So, we have fit a decision tree model with ‘rpart’ as the method where the criteraia was ‘information gain’.
Now, we can check the result of our train() method by a print the results of the fit variable.
It shows us the accuracy metrics for different values of cp. Here, cp is complexity parameter for our dtree.

So, in the above table we see the accuracy parameters.

Visualisation of the fitted tree.

We want to visualise the fited tree by using the prp() method

We can clearly see that this tree is not that good, as the tree has developed much across the later on child nodes.
So there are high cahnces of overfitting.
We need to do some thing else, which we will show later.

Prediction using this decision tree model

cp = 0.001886496 is the value with which our model was built.

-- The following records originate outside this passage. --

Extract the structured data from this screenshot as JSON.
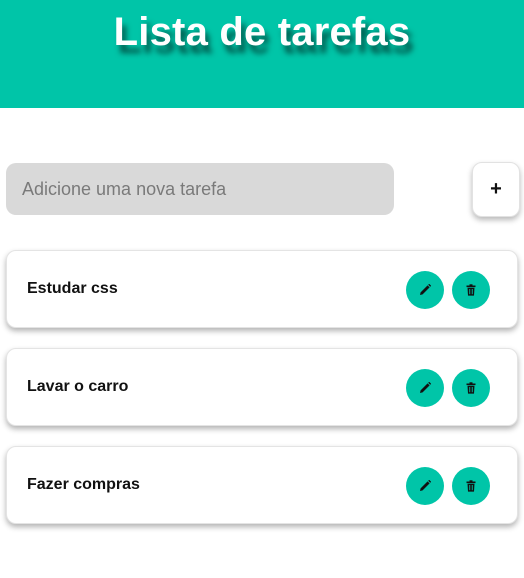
{
  "header": {
    "title": "Lista de tarefas",
    "bg_color": "#00c5a8"
  },
  "new_task": {
    "placeholder": "Adicione uma nova tarefa",
    "value": "",
    "add_label": "+"
  },
  "tasks": [
    {
      "label": "Estudar css"
    },
    {
      "label": "Lavar o carro"
    },
    {
      "label": "Fazer compras"
    }
  ],
  "icons": {
    "edit": "pencil-icon",
    "delete": "trash-icon"
  },
  "colors": {
    "accent": "#00c5a8",
    "input_bg": "#d9d9d9"
  }
}
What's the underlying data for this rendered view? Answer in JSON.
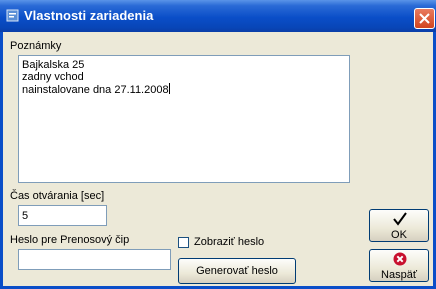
{
  "window": {
    "title": "Vlastnosti zariadenia"
  },
  "notes": {
    "label": "Poznámky",
    "lines": [
      "Bajkalska 25",
      "zadny vchod",
      "nainstalovane dna 27.11.2008"
    ]
  },
  "open_time": {
    "label": "Čas otvárania [sec]",
    "value": "5"
  },
  "password": {
    "label": "Heslo pre Prenosový čip",
    "value": "",
    "show_password_label": "Zobraziť heslo",
    "generate_label": "Generovať heslo"
  },
  "buttons": {
    "ok_label": "OK",
    "back_label": "Naspäť"
  }
}
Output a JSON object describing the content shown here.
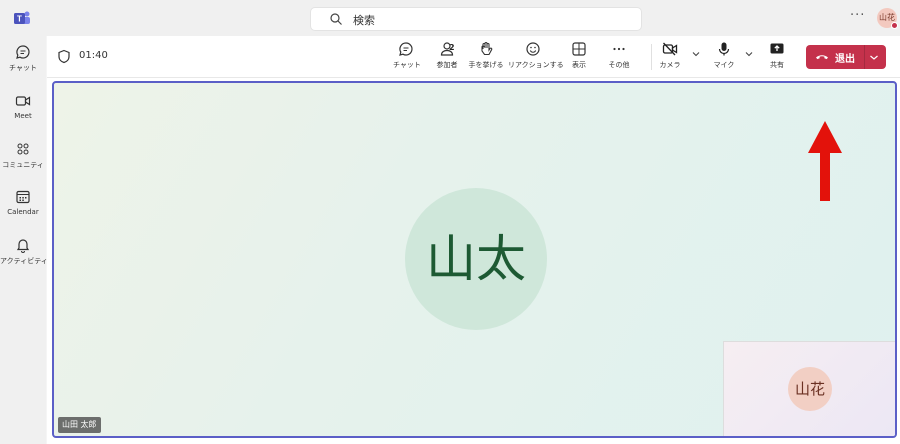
{
  "search": {
    "placeholder": "検索"
  },
  "top": {
    "avatar_initials": "山花"
  },
  "nav": [
    {
      "label": "チャット"
    },
    {
      "label": "Meet"
    },
    {
      "label": "コミュニティ"
    },
    {
      "label": "Calendar"
    },
    {
      "label": "アクティビティ"
    }
  ],
  "meeting": {
    "timer": "01:40",
    "participant_count": "2",
    "buttons": {
      "chat": "チャット",
      "people": "参加者",
      "raise": "手を挙げる",
      "react": "リアクションする",
      "view": "表示",
      "more": "その他",
      "camera": "カメラ",
      "mic": "マイク",
      "share": "共有",
      "leave": "退出"
    },
    "main_participant": {
      "initials": "山太",
      "name": "山田 太郎"
    },
    "self": {
      "initials": "山花"
    }
  },
  "colors": {
    "accent": "#5b5fc7",
    "leave": "#c4314b",
    "annotation_arrow": "#e3120b"
  }
}
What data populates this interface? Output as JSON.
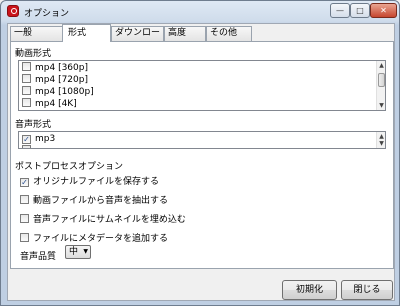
{
  "window": {
    "title": "オプション",
    "buttons": {
      "minimize": "—",
      "maximize": "□",
      "close": "✕"
    }
  },
  "tabs": [
    "一般",
    "形式",
    "ダウンロード",
    "高度",
    "その他"
  ],
  "active_tab": "形式",
  "video": {
    "heading": "動画形式",
    "items": [
      {
        "label": "mp4 [360p]",
        "checked": false
      },
      {
        "label": "mp4 [720p]",
        "checked": false
      },
      {
        "label": "mp4 [1080p]",
        "checked": false
      },
      {
        "label": "mp4 [4K]",
        "checked": false
      }
    ]
  },
  "audio": {
    "heading": "音声形式",
    "items": [
      {
        "label": "mp3",
        "checked": true
      },
      {
        "label": "",
        "checked": false
      }
    ]
  },
  "postprocess": {
    "heading": "ポストプロセスオプション",
    "options": [
      {
        "label": "オリジナルファイルを保存する",
        "checked": true
      },
      {
        "label": "動画ファイルから音声を抽出する",
        "checked": false
      },
      {
        "label": "音声ファイルにサムネイルを埋め込む",
        "checked": false
      },
      {
        "label": "ファイルにメタデータを追加する",
        "checked": false
      }
    ],
    "quality_label": "音声品質",
    "quality_value": "中"
  },
  "footer": {
    "reset": "初期化",
    "close": "閉じる"
  },
  "icons": {
    "check": "✓",
    "up": "▲",
    "down": "▼",
    "dropdown": "▼"
  }
}
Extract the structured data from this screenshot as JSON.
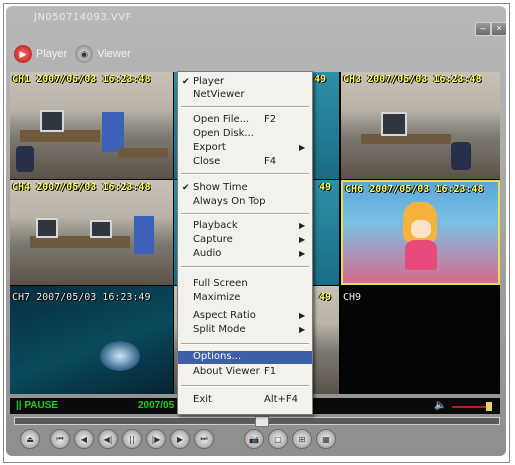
{
  "window": {
    "title": "JN050714093.VVF",
    "min_glyph": "–",
    "close_glyph": "×"
  },
  "tabs": [
    {
      "label": "Player",
      "icon": "play-icon"
    },
    {
      "label": "Viewer",
      "icon": "viewer-icon"
    }
  ],
  "channels": [
    {
      "label": "CH1 2007/05/03 16:23:48"
    },
    {
      "label": "49"
    },
    {
      "label": "CH3 2007/05/03 16:23:48"
    },
    {
      "label": "CH4 2007/05/03 16:23:48"
    },
    {
      "label": "49"
    },
    {
      "label": "CH6 2007/05/03 16:23:48"
    },
    {
      "label": "CH7 2007/05/03 16:23:49"
    },
    {
      "label": "49"
    },
    {
      "label": "CH9"
    }
  ],
  "status": {
    "pause": "|| PAUSE",
    "date": "2007/05",
    "volume_icon": "speaker-icon"
  },
  "context_menu": {
    "items": [
      {
        "label": "Player",
        "checked": true
      },
      {
        "label": "NetViewer"
      },
      {
        "label": "Open File...",
        "shortcut": "F2"
      },
      {
        "label": "Open Disk..."
      },
      {
        "label": "Export",
        "submenu": true
      },
      {
        "label": "Close",
        "shortcut": "F4"
      },
      {
        "label": "Show Time",
        "checked": true
      },
      {
        "label": "Always On Top"
      },
      {
        "label": "Playback",
        "submenu": true
      },
      {
        "label": "Capture",
        "submenu": true
      },
      {
        "label": "Audio",
        "submenu": true
      },
      {
        "label": "Full Screen"
      },
      {
        "label": "Maximize"
      },
      {
        "label": "Aspect Ratio",
        "submenu": true
      },
      {
        "label": "Split Mode",
        "submenu": true
      },
      {
        "label": "Options...",
        "highlighted": true
      },
      {
        "label": "About Viewer",
        "shortcut": "F1"
      },
      {
        "label": "Exit",
        "shortcut": "Alt+F4"
      }
    ],
    "check_glyph": "✔",
    "arrow_glyph": "▶"
  },
  "controls": [
    {
      "name": "eject",
      "glyph": "⏏"
    },
    {
      "name": "skip-back",
      "glyph": "⏮"
    },
    {
      "name": "rewind",
      "glyph": "◀"
    },
    {
      "name": "step-back",
      "glyph": "◀|"
    },
    {
      "name": "pause",
      "glyph": "||"
    },
    {
      "name": "step-forward",
      "glyph": "|▶"
    },
    {
      "name": "play",
      "glyph": "▶"
    },
    {
      "name": "skip-forward",
      "glyph": "⏭"
    },
    {
      "name": "camera",
      "glyph": "📷"
    },
    {
      "name": "split-1",
      "glyph": "▢"
    },
    {
      "name": "split-4",
      "glyph": "⊞"
    },
    {
      "name": "split-9",
      "glyph": "▦"
    }
  ]
}
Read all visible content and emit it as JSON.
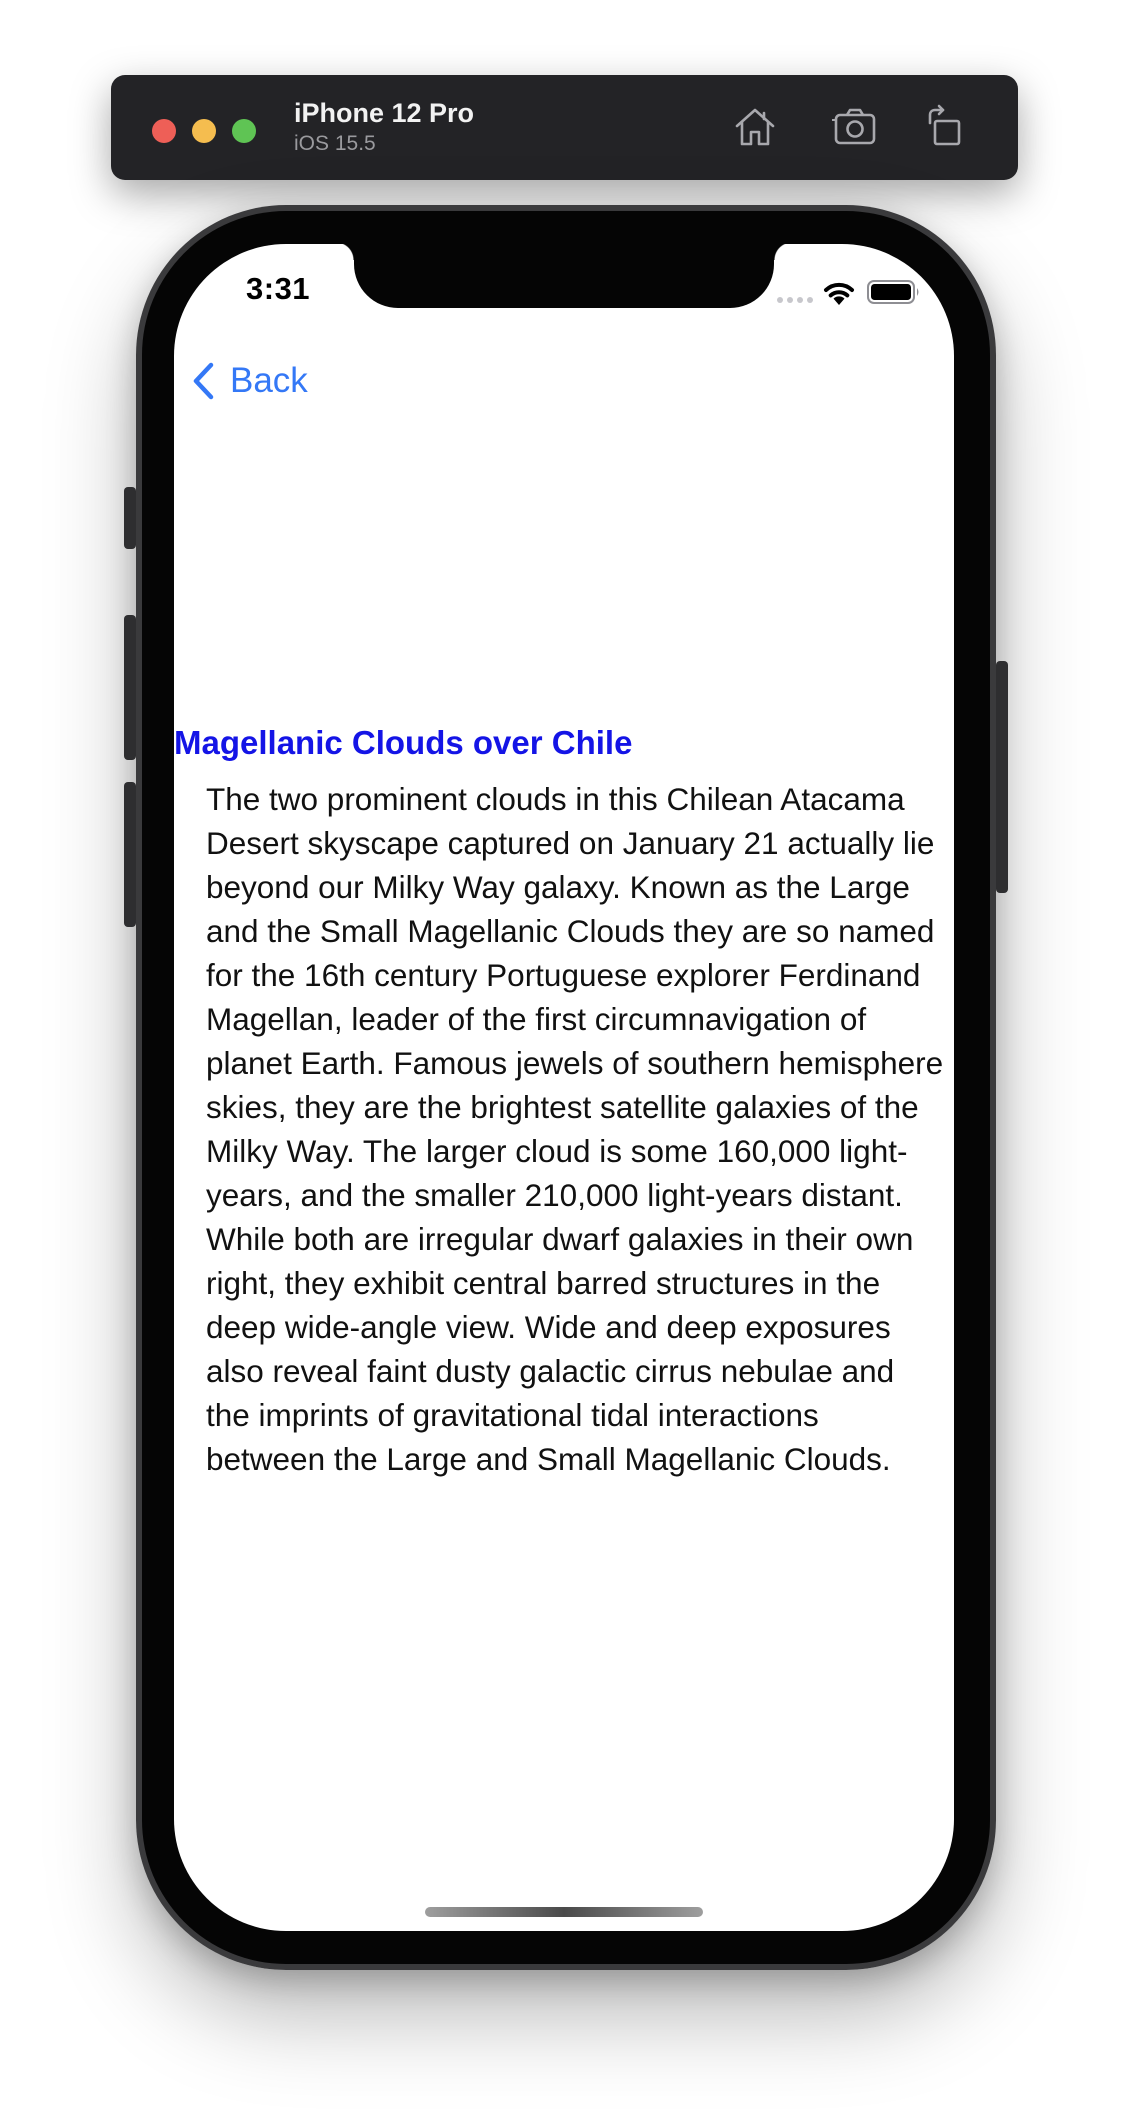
{
  "simulator": {
    "device_name": "iPhone 12 Pro",
    "os_version": "iOS 15.5",
    "toolbar_icons": [
      "home-icon",
      "screenshot-icon",
      "rotate-icon"
    ],
    "traffic_lights": [
      "close",
      "minimize",
      "zoom"
    ]
  },
  "status_bar": {
    "time": "3:31",
    "icons": [
      "signal-icon",
      "wifi-icon",
      "battery-icon"
    ]
  },
  "nav": {
    "back_label": "Back",
    "back_icon": "chevron-left-icon"
  },
  "article": {
    "title": "Magellanic Clouds over Chile",
    "body": "The two prominent clouds in this Chilean Atacama Desert skyscape captured on January 21 actually lie beyond our Milky Way galaxy.  Known as the Large and the Small Magellanic Clouds they are so named for the 16th century Portuguese explorer Ferdinand Magellan, leader of the first circumnavigation of planet Earth. Famous jewels of southern hemisphere skies, they are the brightest satellite galaxies of the Milky Way. The larger cloud is some 160,000 light-years, and the smaller 210,000 light-years distant. While both are irregular dwarf galaxies in their own right, they exhibit central barred structures in the deep wide-angle view. Wide and deep exposures also reveal faint dusty galactic cirrus nebulae and the imprints of gravitational tidal interactions between the Large and Small Magellanic Clouds."
  },
  "colors": {
    "link_blue": "#3478f6",
    "title_blue": "#1414e6",
    "toolbar_bg": "#232326"
  }
}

We now want to see the confusion matrix for the predictions made.

The accuracy is 84 % when information gain is considered the criteria.
Let us try to fit a different decision tree on the criteria of gini index.

So, in the above table we see the accuracy parameters.

Visualisation of the newly fitted tree.

We see that this tree is much better. As it has more but limited number of nodes.

Prediction using this newly fitted Decision Tree.

We now look at the confusion matrix for this model.

So we see that the accuracy is 85 %.
So, this tree gives us a slightly better classification result.
Now we will proceed to the Random Forests Mechanism.

Training the Random Forest Model

We now fit the model.

So we see that the random forest fit has 500 trees by default in it.
Error rate is 9.88 %, which is quite a bit.
We need to check on the predictions and the model performance statistics too.

So, from the plot we see that the error rate becomes stable after 400 decision trees are alreday passed.
After 400 trees, there is not a significant reduction in the error rate.
We also want to plot which variable is more important than the other.